1746 ENGLISH POETRY 1579-1830: SPENSER AND THE TRADITION

Alexander Pope

Anonymous, "The Butterfly and the Spider: on the Disputes between Mr. Pope and the L—d H—y"" British Magazine 1 (November 1746) 353-54.



Oft have I mov'd with anger, seen,
Sad object of envenom'd spleen,
A painted butterfly, unfold
Its spangled wings, bedrop'd with gold;
And basking in a summer's day,
The glories of its plumes display;
While issuing from his mazy cell,
With rage replete, a spider fell,
Indignant views the pretty form,
And spits upon the painted worm.

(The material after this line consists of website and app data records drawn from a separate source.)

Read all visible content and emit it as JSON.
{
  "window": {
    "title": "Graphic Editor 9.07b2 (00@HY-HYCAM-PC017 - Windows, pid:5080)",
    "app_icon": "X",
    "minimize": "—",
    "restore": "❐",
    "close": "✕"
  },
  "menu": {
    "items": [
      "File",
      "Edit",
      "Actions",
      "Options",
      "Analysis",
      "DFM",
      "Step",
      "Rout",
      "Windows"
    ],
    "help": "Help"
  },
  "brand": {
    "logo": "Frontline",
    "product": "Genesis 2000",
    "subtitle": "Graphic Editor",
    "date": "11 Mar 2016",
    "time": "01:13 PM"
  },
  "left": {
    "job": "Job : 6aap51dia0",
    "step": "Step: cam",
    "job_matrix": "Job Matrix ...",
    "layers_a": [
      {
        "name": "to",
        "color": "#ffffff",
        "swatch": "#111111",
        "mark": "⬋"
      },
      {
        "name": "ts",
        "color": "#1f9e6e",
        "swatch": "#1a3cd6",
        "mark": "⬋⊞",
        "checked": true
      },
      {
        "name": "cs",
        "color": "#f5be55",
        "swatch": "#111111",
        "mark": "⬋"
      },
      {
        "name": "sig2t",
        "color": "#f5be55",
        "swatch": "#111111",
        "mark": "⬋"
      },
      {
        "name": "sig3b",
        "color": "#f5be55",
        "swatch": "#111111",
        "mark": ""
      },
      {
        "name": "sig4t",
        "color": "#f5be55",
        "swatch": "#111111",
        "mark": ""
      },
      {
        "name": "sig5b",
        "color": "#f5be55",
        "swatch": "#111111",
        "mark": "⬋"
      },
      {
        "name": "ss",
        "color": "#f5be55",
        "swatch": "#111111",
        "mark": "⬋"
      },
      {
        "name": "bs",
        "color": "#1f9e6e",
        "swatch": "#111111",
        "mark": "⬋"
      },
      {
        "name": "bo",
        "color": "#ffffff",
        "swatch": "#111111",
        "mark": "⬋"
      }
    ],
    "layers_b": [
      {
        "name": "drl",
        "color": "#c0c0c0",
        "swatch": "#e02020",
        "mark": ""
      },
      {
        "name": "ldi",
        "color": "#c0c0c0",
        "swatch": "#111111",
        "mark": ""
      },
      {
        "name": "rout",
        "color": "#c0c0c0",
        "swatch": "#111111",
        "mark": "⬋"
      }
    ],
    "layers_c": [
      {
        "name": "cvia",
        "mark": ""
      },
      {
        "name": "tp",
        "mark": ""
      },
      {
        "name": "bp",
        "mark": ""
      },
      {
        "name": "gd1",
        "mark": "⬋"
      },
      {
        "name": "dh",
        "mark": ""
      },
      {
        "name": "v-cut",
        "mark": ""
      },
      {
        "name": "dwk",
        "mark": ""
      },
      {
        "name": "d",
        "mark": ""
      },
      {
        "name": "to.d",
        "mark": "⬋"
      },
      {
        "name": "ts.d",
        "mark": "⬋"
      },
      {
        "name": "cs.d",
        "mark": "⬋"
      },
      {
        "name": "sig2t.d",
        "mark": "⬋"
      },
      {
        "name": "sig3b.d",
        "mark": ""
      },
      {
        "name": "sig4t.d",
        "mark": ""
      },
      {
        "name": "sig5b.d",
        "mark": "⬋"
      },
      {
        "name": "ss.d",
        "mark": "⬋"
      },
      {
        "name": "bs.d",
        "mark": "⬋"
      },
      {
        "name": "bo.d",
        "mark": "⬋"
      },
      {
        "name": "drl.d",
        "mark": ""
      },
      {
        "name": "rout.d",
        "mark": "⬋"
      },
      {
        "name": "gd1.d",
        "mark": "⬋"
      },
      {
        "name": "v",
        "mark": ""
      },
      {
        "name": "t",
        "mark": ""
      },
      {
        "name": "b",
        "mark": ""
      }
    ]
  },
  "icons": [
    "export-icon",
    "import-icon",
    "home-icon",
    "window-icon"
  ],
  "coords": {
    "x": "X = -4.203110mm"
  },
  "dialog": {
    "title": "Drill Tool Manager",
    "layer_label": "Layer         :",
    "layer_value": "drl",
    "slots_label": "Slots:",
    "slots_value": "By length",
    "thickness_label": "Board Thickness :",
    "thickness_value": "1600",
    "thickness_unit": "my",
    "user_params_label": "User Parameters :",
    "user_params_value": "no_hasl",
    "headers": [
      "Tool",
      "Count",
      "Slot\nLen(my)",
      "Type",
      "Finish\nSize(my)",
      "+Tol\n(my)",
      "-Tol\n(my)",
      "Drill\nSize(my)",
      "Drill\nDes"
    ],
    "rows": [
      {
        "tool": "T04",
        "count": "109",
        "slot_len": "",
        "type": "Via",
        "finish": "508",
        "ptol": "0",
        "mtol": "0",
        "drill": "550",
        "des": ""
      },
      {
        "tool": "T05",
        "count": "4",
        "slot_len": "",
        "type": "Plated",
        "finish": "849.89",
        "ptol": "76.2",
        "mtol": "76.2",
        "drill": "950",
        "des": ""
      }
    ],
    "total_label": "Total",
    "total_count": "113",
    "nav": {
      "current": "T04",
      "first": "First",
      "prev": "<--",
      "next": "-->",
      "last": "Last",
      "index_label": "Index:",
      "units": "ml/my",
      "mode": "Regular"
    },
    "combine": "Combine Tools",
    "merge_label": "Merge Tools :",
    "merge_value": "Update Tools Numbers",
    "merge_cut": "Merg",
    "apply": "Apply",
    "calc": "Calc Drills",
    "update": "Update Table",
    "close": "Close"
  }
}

So Pope, of spider kind, and make,
A monstrous form, all legs and back,
Crawls hateful from his hole obscure,
Nor lovely object can endure:
But views with envy, pride, and hate,
The shining honours of the great,
Till squeezing forth his pois'nous steam,
The subtle, still, malignant stream
Blackens, infectuous, as it flows,
Heroes, and statesmen, belles and beaux:
He rails and bids the world despise
Whate'er his ugly self outvies.